"I never take wet garbage to the dump," Hedeen added. "The outdoor composting isn't as fast as the worm composting but we're not in any hurry."

She has compost piles for several reasons.

"I started composting because I wanted to reduce waste but the great benefit of doing it is having good soil to add to the gardens," she explained.

She added that nationally 40-50 percent of the food produced in the United States is thrown away.

"Anything we can do to cut down on waste at home is a good thing," she said. "I also tend to buy fresh, local food as much as possible."

She encourages others to compost as well.

"Anybody can do what we do if they have a backyard," Hedeen said. "I've never had the soil tested but we've had good luck with our vegetable gardening."

Composting on a grander scale takes place at the Hubbard County Transfer Station. Vern Massie, Solid Waste Administrator, said any Hubbard County resident can take lawn rakings (leaves and grass clippings) and garden waste to the transfer station. If brought in bags, they need to be opened and dumped on the pile.

"No bags are allowed in the pile," he said. "It takes three years from start to finish to turn the lawn rakings into black dirt," Massie said. "We roll it with a bulldozer and stack it up. Mother Nature usually gives us enough rain."

"One year we had to call out the fire department to add water to it because we were afraid it would ignite," Massie added.

The black dirt that results from the compost pile is a good soil supplement, he said.

"People mix it in with the sandy soil we have here and it is good enough," he said.
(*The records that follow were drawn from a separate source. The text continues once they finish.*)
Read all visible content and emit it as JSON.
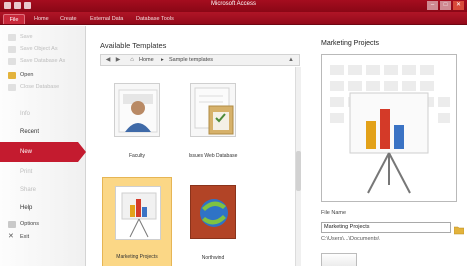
{
  "window": {
    "title": "Microsoft Access"
  },
  "ribbon": {
    "tabs": [
      "File",
      "Home",
      "Create",
      "External Data",
      "Database Tools"
    ]
  },
  "backstage": {
    "commands": [
      {
        "label": "Save",
        "icon": "save-icon",
        "enabled": false
      },
      {
        "label": "Save Object As",
        "icon": "save-object-icon",
        "enabled": false
      },
      {
        "label": "Save Database As",
        "icon": "save-database-icon",
        "enabled": false
      },
      {
        "label": "Open",
        "icon": "folder-open-icon",
        "enabled": true
      },
      {
        "label": "Close Database",
        "icon": "close-database-icon",
        "enabled": false
      }
    ],
    "sections": [
      {
        "label": "Info",
        "enabled": false
      },
      {
        "label": "Recent",
        "enabled": true
      },
      {
        "label": "New",
        "enabled": true,
        "selected": true
      },
      {
        "label": "Print",
        "enabled": false
      },
      {
        "label": "Share",
        "enabled": false
      },
      {
        "label": "Help",
        "enabled": true
      }
    ],
    "footer": [
      {
        "label": "Options",
        "icon": "options-icon"
      },
      {
        "label": "Exit",
        "icon": "exit-icon"
      }
    ]
  },
  "templates": {
    "heading": "Available Templates",
    "breadcrumb": [
      "Home",
      "Sample templates"
    ],
    "items": [
      {
        "label": "Faculty",
        "icon": "faculty-template-icon",
        "selected": false
      },
      {
        "label": "Issues Web Database",
        "icon": "issues-template-icon",
        "selected": false
      },
      {
        "label": "Marketing Projects",
        "icon": "marketing-projects-template-icon",
        "selected": true
      },
      {
        "label": "Northwind",
        "icon": "northwind-template-icon",
        "selected": false
      }
    ]
  },
  "preview": {
    "title": "Marketing Projects",
    "file_name_label": "File Name",
    "file_name": "Marketing Projects",
    "path": "C:\\Users\\...\\Documents\\"
  },
  "colors": {
    "accent": "#c41b2f",
    "selection": "#fbd786"
  }
}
Any Hubbard County resident can pick up the dirt to use. He discourages picking up large volumes of dirt because it isn't good enough to spread out and seed for a lawn - it needs to be mixed with native soil.

"Most people bring shovels and buckets and dig out what they need," Massie said. "Ninety-five percent of the time I get complements on the soil. I've gotten one or two complaints that it is too acidic because it has too many pine needles in it."

"We use a lot of it around the recycling center and to cover the demolition landfills."